'''
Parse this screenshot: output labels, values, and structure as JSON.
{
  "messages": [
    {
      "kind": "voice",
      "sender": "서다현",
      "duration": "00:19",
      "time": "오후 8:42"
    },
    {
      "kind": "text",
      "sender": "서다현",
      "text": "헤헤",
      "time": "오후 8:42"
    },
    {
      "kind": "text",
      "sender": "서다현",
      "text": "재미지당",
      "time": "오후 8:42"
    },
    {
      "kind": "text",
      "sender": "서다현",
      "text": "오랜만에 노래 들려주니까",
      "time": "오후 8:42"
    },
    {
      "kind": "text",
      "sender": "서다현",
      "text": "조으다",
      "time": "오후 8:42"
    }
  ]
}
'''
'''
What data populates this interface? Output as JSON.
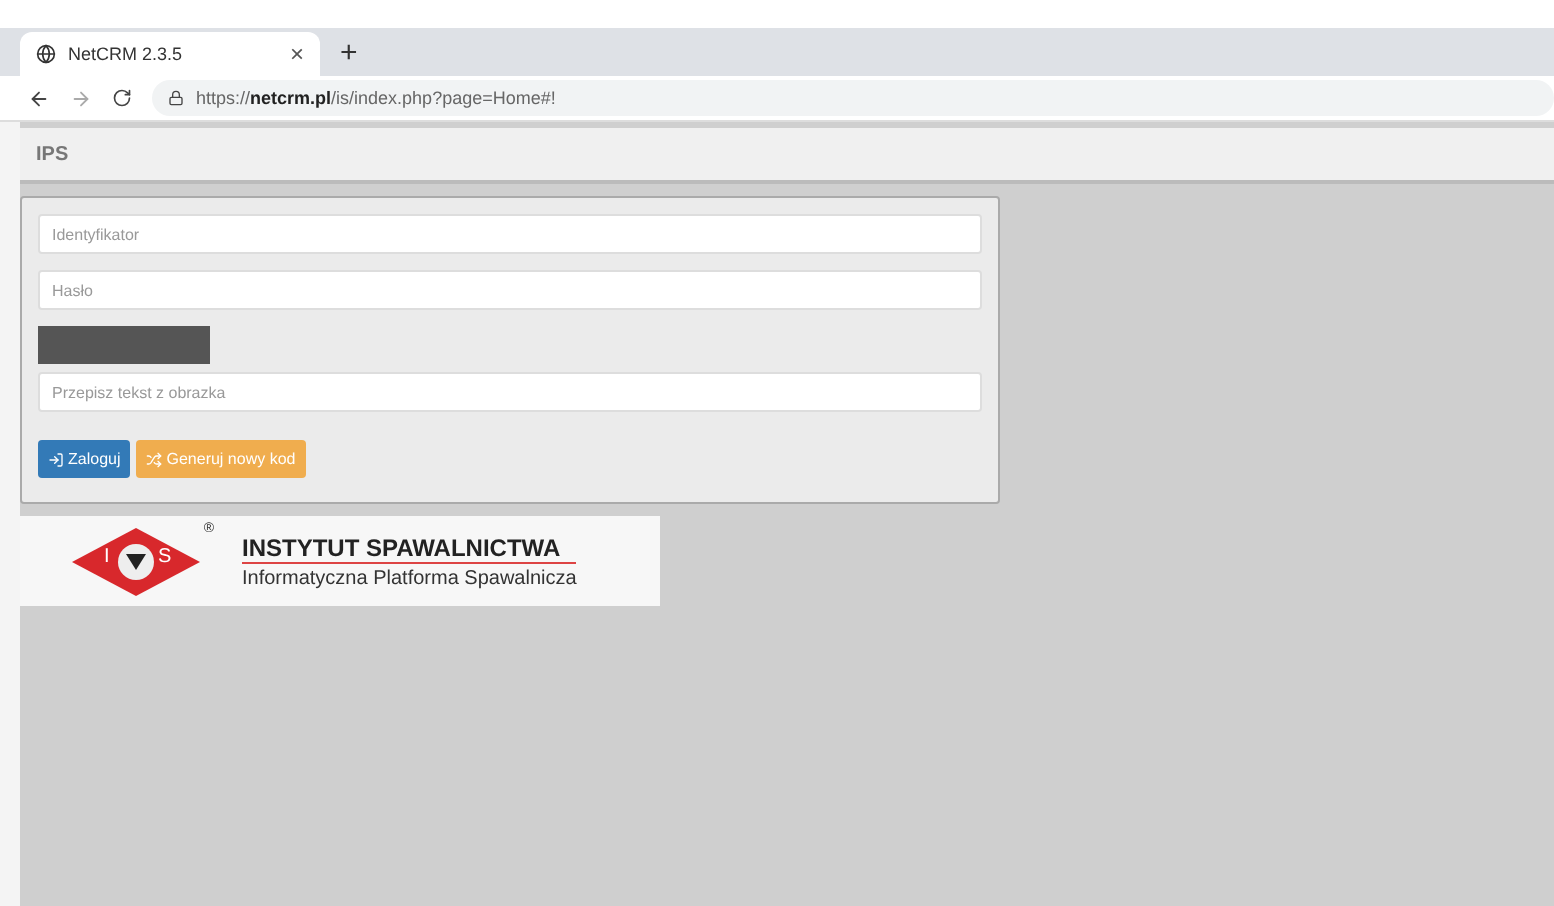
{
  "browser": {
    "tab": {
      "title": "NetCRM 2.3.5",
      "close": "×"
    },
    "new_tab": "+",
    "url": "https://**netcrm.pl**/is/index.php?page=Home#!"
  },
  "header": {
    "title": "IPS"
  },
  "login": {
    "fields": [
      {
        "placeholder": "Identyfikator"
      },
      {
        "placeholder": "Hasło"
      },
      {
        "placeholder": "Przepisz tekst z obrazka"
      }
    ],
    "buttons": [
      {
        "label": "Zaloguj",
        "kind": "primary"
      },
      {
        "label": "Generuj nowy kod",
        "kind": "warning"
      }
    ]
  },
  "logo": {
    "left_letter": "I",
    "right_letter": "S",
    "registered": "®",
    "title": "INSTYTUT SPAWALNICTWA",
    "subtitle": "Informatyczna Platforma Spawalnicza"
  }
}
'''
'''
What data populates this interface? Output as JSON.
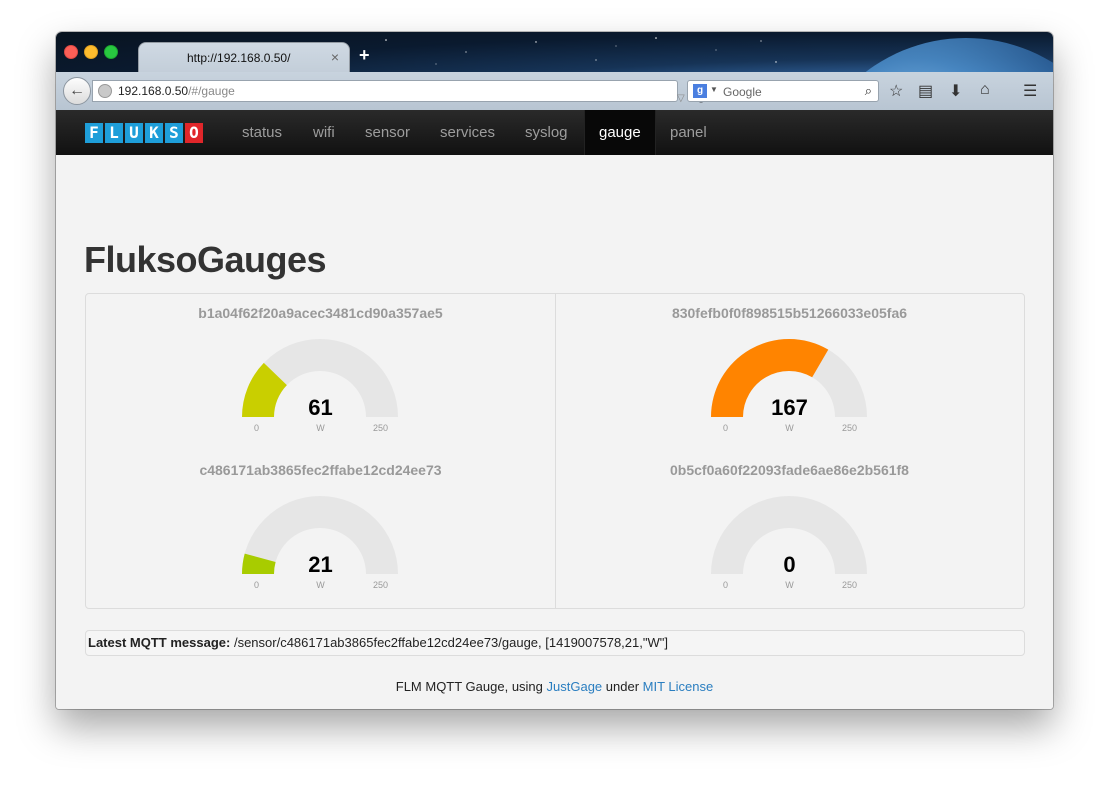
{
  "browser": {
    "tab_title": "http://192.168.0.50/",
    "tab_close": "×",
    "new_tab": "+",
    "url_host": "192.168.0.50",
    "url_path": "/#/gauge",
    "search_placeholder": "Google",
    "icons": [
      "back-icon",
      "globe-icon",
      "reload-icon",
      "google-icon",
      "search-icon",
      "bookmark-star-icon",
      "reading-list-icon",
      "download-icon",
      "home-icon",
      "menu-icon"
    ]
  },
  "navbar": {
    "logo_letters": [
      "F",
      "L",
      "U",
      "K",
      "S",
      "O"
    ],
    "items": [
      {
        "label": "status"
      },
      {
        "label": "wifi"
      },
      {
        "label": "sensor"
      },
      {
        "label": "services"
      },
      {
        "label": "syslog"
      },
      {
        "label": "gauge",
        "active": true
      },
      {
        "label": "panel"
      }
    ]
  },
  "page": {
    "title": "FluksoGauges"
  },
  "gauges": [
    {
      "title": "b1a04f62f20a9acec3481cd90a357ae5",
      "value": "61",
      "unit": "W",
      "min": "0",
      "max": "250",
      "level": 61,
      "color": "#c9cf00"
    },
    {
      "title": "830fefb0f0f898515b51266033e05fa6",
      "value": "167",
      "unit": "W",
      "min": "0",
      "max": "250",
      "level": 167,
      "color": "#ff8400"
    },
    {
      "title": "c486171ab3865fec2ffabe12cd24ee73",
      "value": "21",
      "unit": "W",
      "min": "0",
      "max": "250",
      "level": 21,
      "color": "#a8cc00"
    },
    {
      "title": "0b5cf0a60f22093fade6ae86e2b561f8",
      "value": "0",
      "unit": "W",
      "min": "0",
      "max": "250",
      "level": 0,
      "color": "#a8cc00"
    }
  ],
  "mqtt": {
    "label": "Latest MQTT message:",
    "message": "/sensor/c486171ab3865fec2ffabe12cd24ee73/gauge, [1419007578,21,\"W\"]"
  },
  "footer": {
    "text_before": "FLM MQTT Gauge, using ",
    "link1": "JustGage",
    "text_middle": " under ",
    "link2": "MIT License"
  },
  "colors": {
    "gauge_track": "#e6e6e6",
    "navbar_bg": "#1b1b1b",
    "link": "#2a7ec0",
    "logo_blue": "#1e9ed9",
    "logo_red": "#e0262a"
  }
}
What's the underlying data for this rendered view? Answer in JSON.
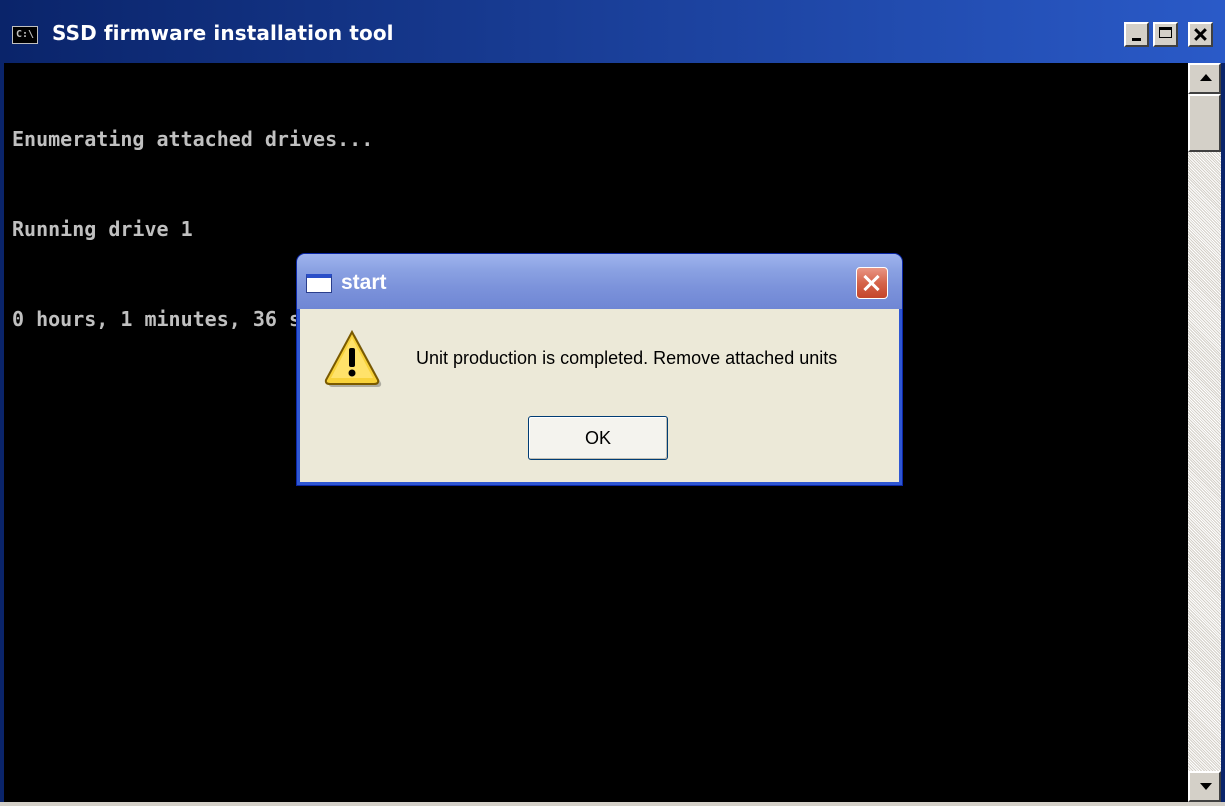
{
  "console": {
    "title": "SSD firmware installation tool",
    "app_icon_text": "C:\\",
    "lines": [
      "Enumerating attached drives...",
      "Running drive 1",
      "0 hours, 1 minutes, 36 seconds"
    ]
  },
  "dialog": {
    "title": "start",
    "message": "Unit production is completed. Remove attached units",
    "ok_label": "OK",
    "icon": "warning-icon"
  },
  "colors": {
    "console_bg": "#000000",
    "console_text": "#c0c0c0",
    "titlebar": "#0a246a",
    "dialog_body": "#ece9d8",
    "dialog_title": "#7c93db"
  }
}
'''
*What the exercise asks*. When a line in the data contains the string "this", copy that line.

*Written answer*.
Parse this screenshot: output labels, values, and structure as JSON.
What data populates this interface? Output as JSON.
What data populates this interface? Output as JSON.
What's the underlying data for this rendered view? Answer in JSON.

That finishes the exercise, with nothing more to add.